We will be leafleting on Saturday, 9th May. The meeting point is:
UNISON Portocabin (Blackpool, United Kingdom)
Progress House
Clifton Road
Blackpool, United Kingdom FY4 4US

Please let us know your coming via the Hote Not Hate site or via Facebook on http://www.facebook.com/event.php?eid=90890433120

Please come along and help even if its just for an hour during the day.

Monday, 4 May 2009

Labour division 'could boost BNP'

Former Labour leader Neil Kinnock has issued a warning to the party that continued in-fighting risks handing seats to the far-right BNP in next month's European elections.
After a weekend of turmoil at the top of the party, Lord Kinnock urged members to unite behind Prime Minister Gordon Brown.

In an interview with The Guardian, he said that talk among discontented MPs of a possible leadership challenge to oust Mr Brown from No 10 was "ludicrous and damaging".

The latest blow to Mr Brown's authority came from Communities Secretary Hazel Blears who slammed the Government's "lamentable failure" to connect with voters in a weekend newspaper article.

She even took a sideswipe at the Prime Minister's notorious YouTube appearance, saying: "YouTube if you want to. But it is no substitute for knocking on doors."

Although she was said to be "horrified" that her comments have been seen as an attack on Mr Brown - and swiftly pledged her "100% support" for his leadership - they fuelled speculation of a possible move against him.

Rebel MPs, such as former ministers Frank Field and Kate Hoey, were already talking openly of a possible challenge if Labour fares badly in the European and local government elections on June 4.

Lord Kinnock, however, said that such talk simply played into the hands of the party's enemies.

"In order to maintain Labour advances like Surestart and investment in health and education we have all got to get behind Gordon. We need to present a united front and not keep in-fighting which will hand victories to the BNP. Discussions of leadership challenges are ludicrous and damaging."

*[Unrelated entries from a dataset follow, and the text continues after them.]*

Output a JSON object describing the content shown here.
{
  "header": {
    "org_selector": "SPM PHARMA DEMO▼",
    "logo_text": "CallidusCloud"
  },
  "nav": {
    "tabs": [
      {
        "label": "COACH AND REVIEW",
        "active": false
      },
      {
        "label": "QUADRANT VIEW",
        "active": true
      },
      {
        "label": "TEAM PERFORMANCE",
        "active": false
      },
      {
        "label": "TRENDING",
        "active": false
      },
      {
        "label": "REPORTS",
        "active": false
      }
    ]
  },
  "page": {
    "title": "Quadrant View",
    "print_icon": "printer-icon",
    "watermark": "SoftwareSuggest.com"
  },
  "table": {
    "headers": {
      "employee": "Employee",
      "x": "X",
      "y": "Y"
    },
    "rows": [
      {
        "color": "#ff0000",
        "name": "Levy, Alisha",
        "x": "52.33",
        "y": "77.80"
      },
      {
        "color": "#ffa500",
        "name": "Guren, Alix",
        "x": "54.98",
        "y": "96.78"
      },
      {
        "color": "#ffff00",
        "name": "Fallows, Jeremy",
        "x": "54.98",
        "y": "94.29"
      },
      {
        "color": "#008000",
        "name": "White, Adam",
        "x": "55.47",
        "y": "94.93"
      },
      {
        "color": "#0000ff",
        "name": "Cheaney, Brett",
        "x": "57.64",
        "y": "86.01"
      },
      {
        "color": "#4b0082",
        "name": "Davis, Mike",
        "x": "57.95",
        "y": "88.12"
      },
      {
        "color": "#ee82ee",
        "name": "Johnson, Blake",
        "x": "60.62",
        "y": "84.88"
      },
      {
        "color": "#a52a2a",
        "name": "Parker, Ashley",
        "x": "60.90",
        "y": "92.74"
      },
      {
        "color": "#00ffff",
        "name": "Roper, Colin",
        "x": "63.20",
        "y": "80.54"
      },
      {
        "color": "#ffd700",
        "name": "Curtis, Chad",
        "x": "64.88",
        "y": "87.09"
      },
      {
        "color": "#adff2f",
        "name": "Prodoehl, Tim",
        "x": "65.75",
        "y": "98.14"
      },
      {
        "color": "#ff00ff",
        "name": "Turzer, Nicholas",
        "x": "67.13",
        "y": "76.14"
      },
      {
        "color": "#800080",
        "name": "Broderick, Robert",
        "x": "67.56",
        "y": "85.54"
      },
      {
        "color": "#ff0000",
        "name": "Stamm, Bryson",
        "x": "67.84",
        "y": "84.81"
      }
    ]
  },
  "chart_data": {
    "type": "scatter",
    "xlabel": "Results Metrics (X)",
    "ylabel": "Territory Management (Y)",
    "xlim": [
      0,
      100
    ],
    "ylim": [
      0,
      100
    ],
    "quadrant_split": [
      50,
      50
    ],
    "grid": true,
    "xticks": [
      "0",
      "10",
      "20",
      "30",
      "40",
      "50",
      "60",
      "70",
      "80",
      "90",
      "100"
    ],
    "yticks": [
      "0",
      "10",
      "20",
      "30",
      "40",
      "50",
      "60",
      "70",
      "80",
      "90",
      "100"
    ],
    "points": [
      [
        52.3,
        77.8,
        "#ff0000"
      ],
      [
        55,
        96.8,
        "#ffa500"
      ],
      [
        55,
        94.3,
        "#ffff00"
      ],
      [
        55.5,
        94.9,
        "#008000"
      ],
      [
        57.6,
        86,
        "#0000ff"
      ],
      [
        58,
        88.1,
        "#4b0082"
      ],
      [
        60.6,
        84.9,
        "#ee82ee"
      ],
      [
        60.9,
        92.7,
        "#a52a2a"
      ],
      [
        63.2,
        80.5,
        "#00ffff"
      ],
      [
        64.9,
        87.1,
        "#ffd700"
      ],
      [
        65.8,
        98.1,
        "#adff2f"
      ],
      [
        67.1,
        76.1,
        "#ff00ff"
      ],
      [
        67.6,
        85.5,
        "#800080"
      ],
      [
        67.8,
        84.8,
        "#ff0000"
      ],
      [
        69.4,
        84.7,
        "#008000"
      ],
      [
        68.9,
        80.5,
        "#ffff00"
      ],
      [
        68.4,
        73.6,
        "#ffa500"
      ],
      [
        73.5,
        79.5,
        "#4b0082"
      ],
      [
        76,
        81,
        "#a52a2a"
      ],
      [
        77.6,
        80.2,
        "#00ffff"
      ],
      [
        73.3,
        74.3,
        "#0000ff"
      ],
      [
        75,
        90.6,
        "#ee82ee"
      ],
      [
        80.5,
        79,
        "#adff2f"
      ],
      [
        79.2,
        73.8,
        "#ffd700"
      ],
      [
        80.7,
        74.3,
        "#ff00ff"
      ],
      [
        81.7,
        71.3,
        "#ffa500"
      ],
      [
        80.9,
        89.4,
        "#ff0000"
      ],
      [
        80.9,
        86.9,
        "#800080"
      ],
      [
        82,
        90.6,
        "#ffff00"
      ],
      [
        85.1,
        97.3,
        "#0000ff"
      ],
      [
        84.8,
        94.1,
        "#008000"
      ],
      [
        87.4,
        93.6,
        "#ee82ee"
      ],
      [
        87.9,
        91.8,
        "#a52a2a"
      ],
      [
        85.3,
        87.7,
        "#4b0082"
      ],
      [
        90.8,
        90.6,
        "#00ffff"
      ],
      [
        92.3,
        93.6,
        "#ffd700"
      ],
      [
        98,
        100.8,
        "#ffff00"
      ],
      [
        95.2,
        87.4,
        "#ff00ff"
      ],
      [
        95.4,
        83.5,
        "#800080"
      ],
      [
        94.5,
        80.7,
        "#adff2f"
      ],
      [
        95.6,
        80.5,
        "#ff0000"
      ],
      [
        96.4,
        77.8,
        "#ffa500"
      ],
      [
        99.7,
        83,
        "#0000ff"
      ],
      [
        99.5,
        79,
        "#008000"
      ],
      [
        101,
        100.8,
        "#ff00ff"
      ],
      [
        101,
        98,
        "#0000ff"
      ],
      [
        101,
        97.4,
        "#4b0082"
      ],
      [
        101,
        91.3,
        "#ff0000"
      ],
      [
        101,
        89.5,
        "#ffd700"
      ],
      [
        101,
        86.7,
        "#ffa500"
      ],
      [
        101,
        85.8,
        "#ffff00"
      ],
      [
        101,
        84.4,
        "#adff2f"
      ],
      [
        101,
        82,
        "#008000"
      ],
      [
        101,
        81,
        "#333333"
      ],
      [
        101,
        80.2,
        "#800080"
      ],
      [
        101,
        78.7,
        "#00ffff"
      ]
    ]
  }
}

Mr Brown's position had been damaged by a bruising week which saw him suffer his first Commons defeat since becoming Prime Minister in an emotive vote on Gurkha rights, and a further climbdown on reform of MPs' expenses.

Blackpool Gazette
Monday, 4th May 2009